-- Opening Marker --

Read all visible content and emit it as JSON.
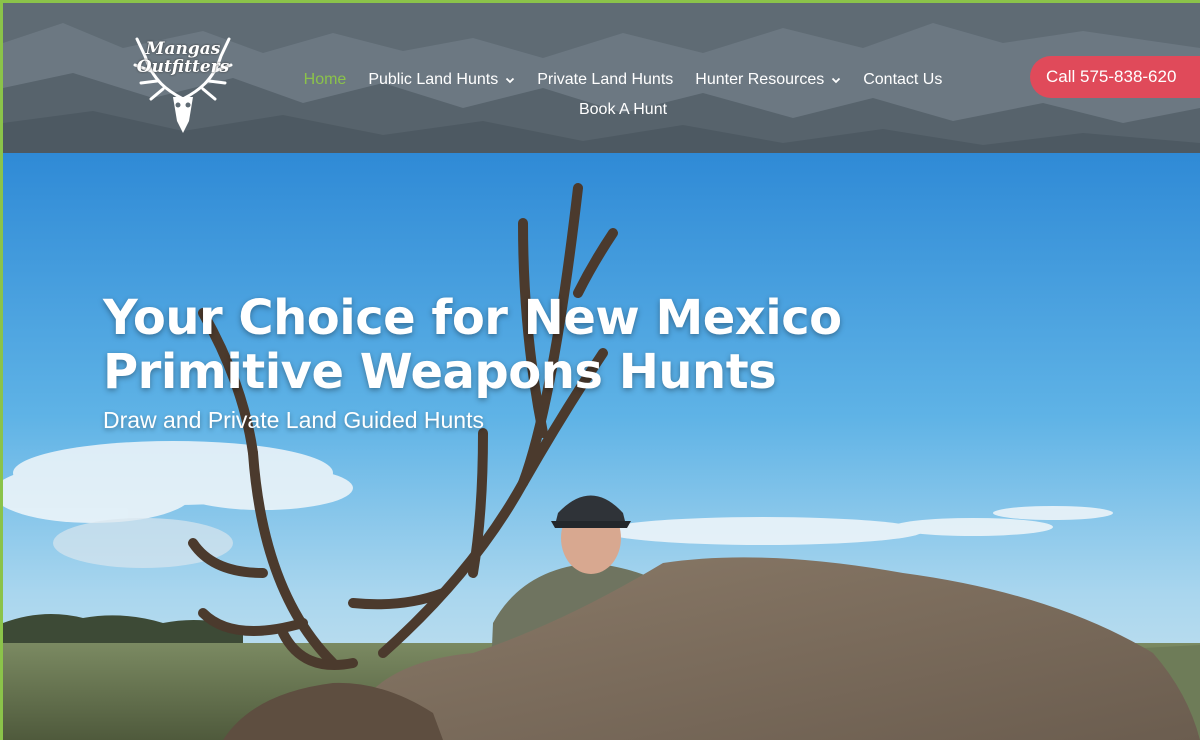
{
  "brand": {
    "logo_line1": "Mangas",
    "logo_line2": "Outfitters",
    "logo_icon": "elk-skull-antlers-icon"
  },
  "nav": {
    "items": [
      {
        "label": "Home",
        "active": true
      },
      {
        "label": "Public Land Hunts",
        "dropdown": true
      },
      {
        "label": "Private Land Hunts"
      },
      {
        "label": "Hunter Resources",
        "dropdown": true
      },
      {
        "label": "Contact Us"
      },
      {
        "label": "Book A Hunt"
      }
    ],
    "active_color": "#8bc34a"
  },
  "call_button": {
    "label": "Call 575-838-620",
    "color": "#e04a5a"
  },
  "hero": {
    "title_line1": "Your Choice for New Mexico",
    "title_line2": "Primitive Weapons Hunts",
    "subtitle": "Draw and Private Land Guided Hunts"
  },
  "colors": {
    "header_bg": "#5f6b74",
    "page_border": "#8bc34a",
    "sky": "#4a9fd8"
  }
}
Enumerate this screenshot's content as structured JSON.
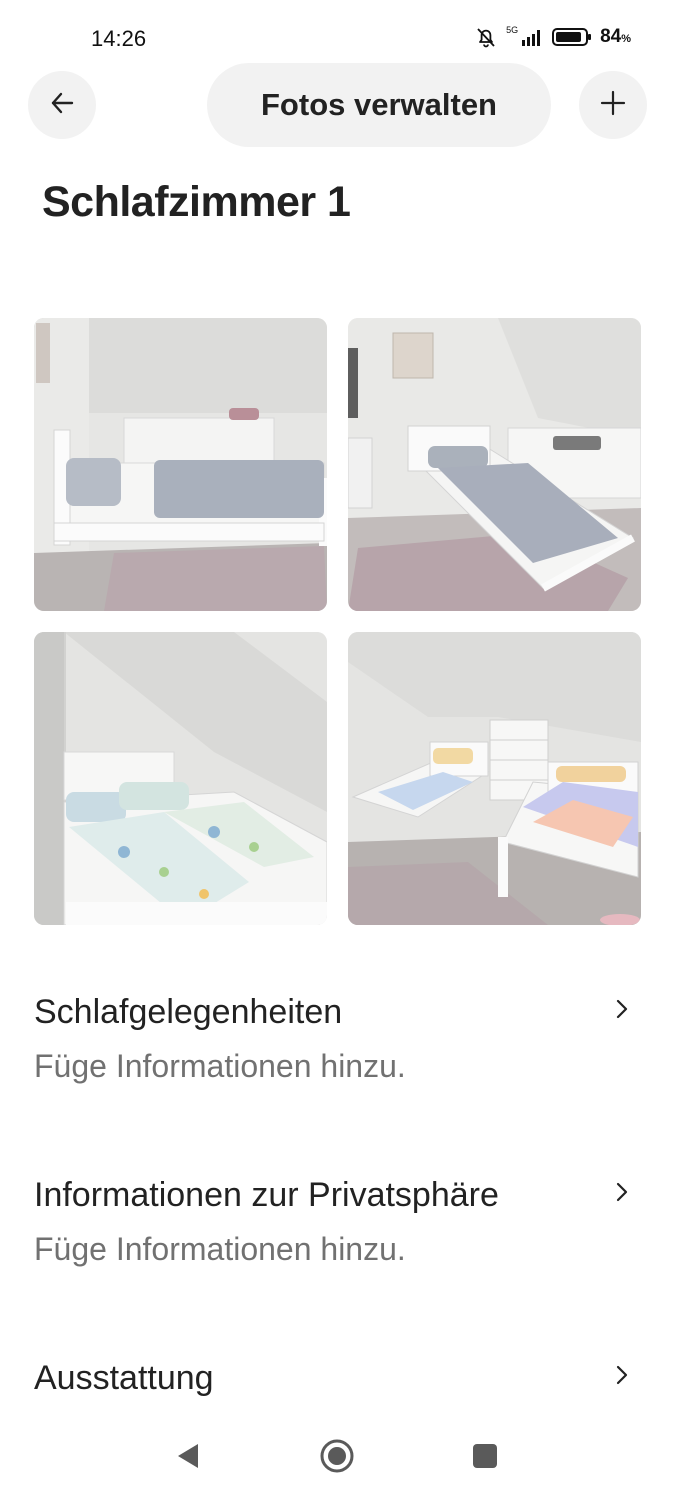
{
  "status_bar": {
    "time": "14:26",
    "network": "5G",
    "battery": "84",
    "battery_unit": "%"
  },
  "header": {
    "back_icon": "arrow-left-icon",
    "title": "Fotos verwalten",
    "add_icon": "plus-icon"
  },
  "page": {
    "title": "Schlafzimmer 1"
  },
  "photos": [
    {
      "subject": "double bed with grey floral bedding and white dresser"
    },
    {
      "subject": "single bed with grey floral bedding under sloped ceiling"
    },
    {
      "subject": "double bed with butterfly bedding"
    },
    {
      "subject": "two single beds with colorful bedding and white dresser"
    }
  ],
  "sections": [
    {
      "title": "Schlafgelegenheiten",
      "subtitle": "Füge Informationen hinzu."
    },
    {
      "title": "Informationen zur Privatsphäre",
      "subtitle": "Füge Informationen hinzu."
    },
    {
      "title": "Ausstattung"
    }
  ],
  "nav_bar": {
    "back_icon": "triangle-back-icon",
    "home_icon": "circle-home-icon",
    "recents_icon": "square-recents-icon"
  }
}
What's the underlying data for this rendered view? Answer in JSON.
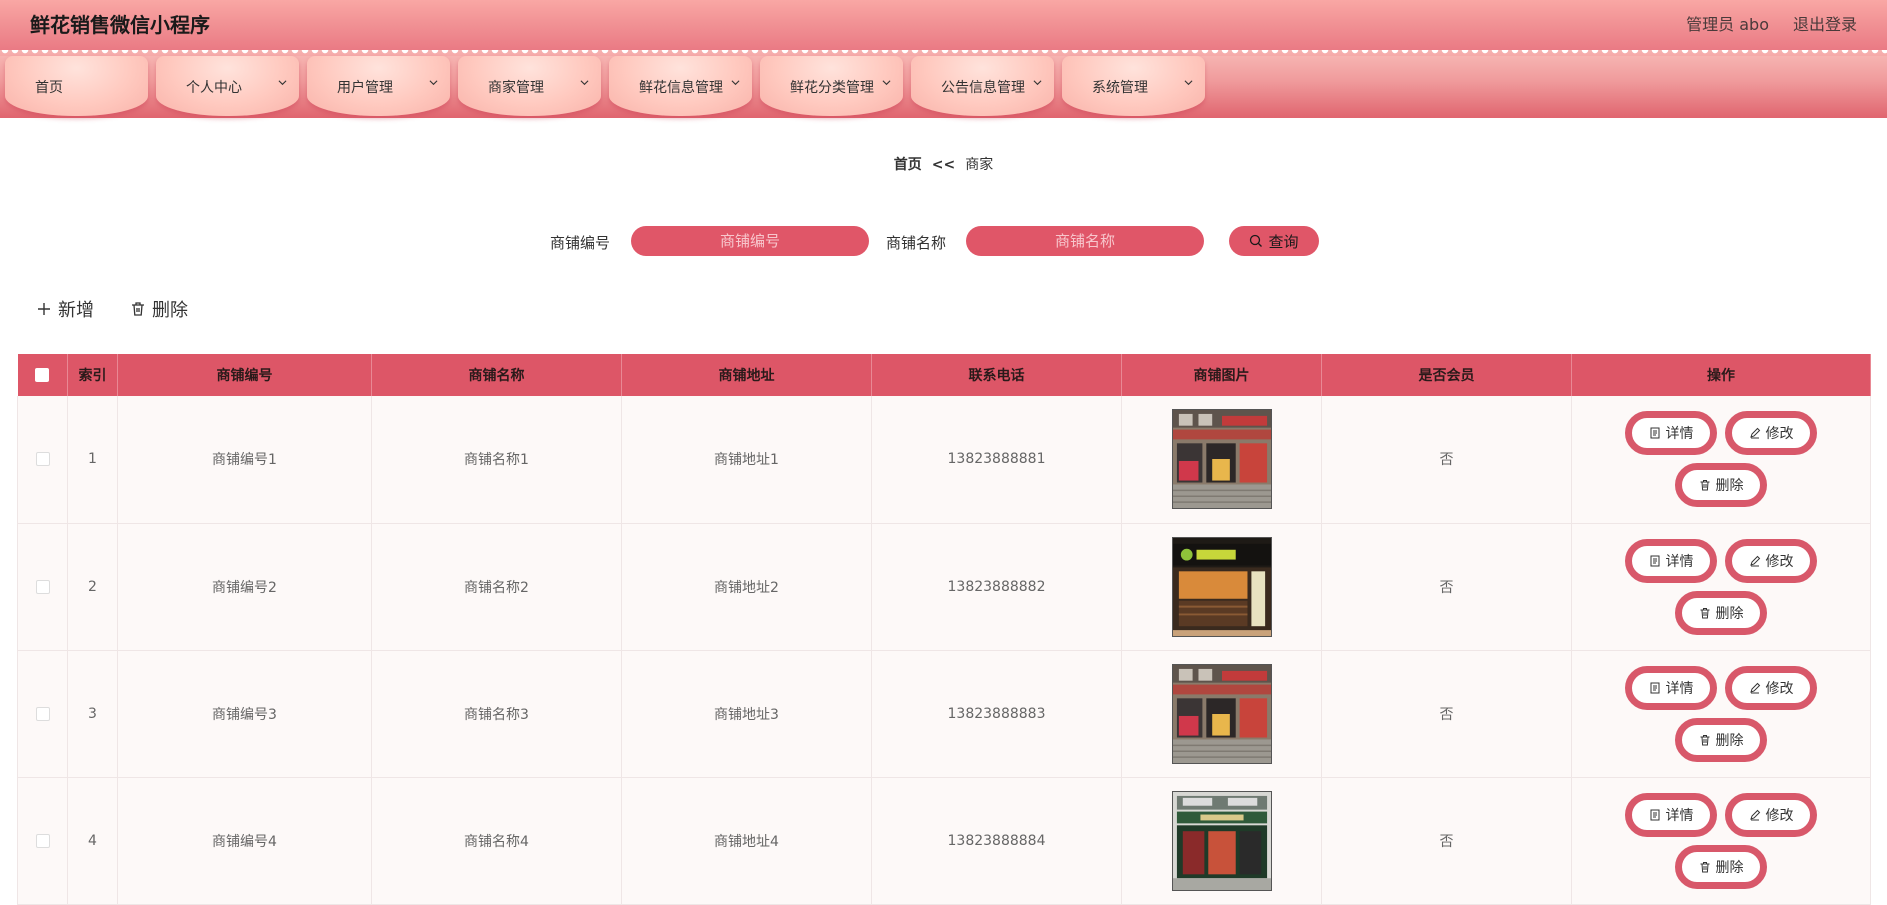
{
  "header": {
    "title": "鲜花销售微信小程序",
    "user_label": "管理员 abo",
    "logout_label": "退出登录"
  },
  "nav": {
    "items": [
      {
        "label": "首页",
        "has_dropdown": false
      },
      {
        "label": "个人中心",
        "has_dropdown": true
      },
      {
        "label": "用户管理",
        "has_dropdown": true
      },
      {
        "label": "商家管理",
        "has_dropdown": true
      },
      {
        "label": "鲜花信息管理",
        "has_dropdown": true
      },
      {
        "label": "鲜花分类管理",
        "has_dropdown": true
      },
      {
        "label": "公告信息管理",
        "has_dropdown": true
      },
      {
        "label": "系统管理",
        "has_dropdown": true
      }
    ]
  },
  "breadcrumb": {
    "home": "首页",
    "separator": "<<",
    "current": "商家"
  },
  "search": {
    "field1_label": "商铺编号",
    "field1_placeholder": "商铺编号",
    "field2_label": "商铺名称",
    "field2_placeholder": "商铺名称",
    "button_label": "查询"
  },
  "toolbar": {
    "add_label": "新增",
    "delete_label": "删除"
  },
  "table": {
    "columns": [
      "索引",
      "商铺编号",
      "商铺名称",
      "商铺地址",
      "联系电话",
      "商铺图片",
      "是否会员",
      "操作"
    ],
    "rows": [
      {
        "index": "1",
        "shop_no": "商铺编号1",
        "shop_name": "商铺名称1",
        "address": "商铺地址1",
        "phone": "13823888881",
        "image": "storefront-photo",
        "member": "否"
      },
      {
        "index": "2",
        "shop_no": "商铺编号2",
        "shop_name": "商铺名称2",
        "address": "商铺地址2",
        "phone": "13823888882",
        "image": "storefront-photo",
        "member": "否"
      },
      {
        "index": "3",
        "shop_no": "商铺编号3",
        "shop_name": "商铺名称3",
        "address": "商铺地址3",
        "phone": "13823888883",
        "image": "storefront-photo",
        "member": "否"
      },
      {
        "index": "4",
        "shop_no": "商铺编号4",
        "shop_name": "商铺名称4",
        "address": "商铺地址4",
        "phone": "13823888884",
        "image": "storefront-photo",
        "member": "否"
      }
    ],
    "actions": {
      "detail_label": "详情",
      "edit_label": "修改",
      "delete_label": "删除"
    }
  },
  "colors": {
    "accent": "#dd5667",
    "header_top": "#f9a7a4",
    "nav_tab": "#ffc9bf"
  }
}
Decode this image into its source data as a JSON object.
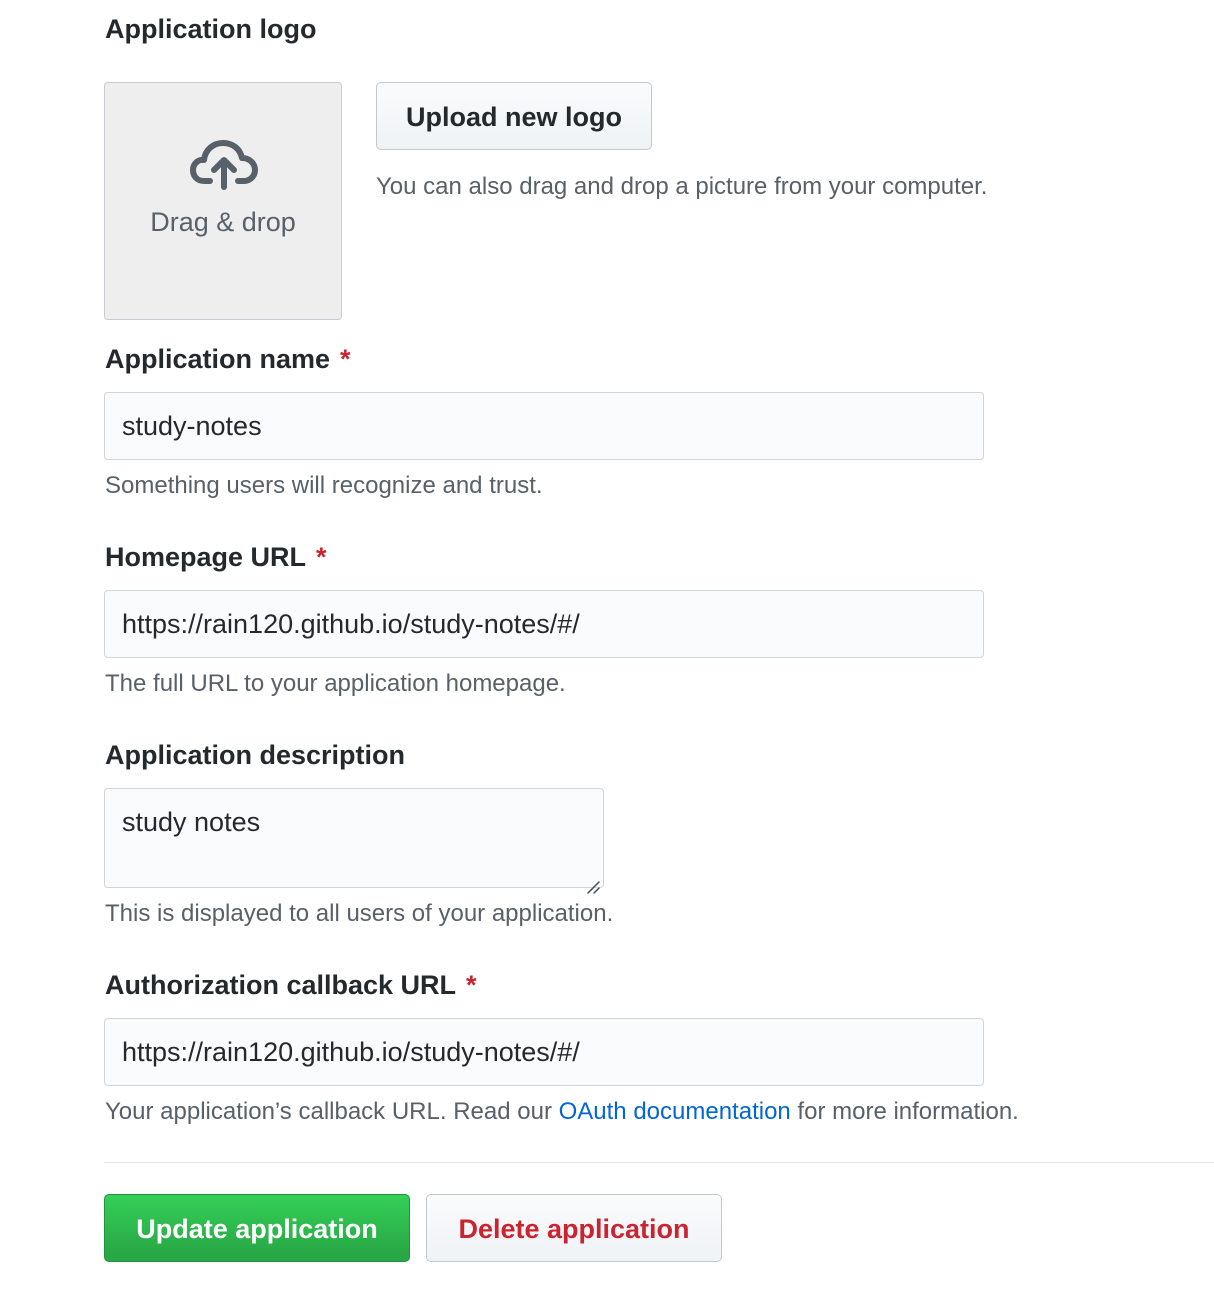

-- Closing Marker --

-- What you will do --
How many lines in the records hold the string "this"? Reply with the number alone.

-- Solution --
3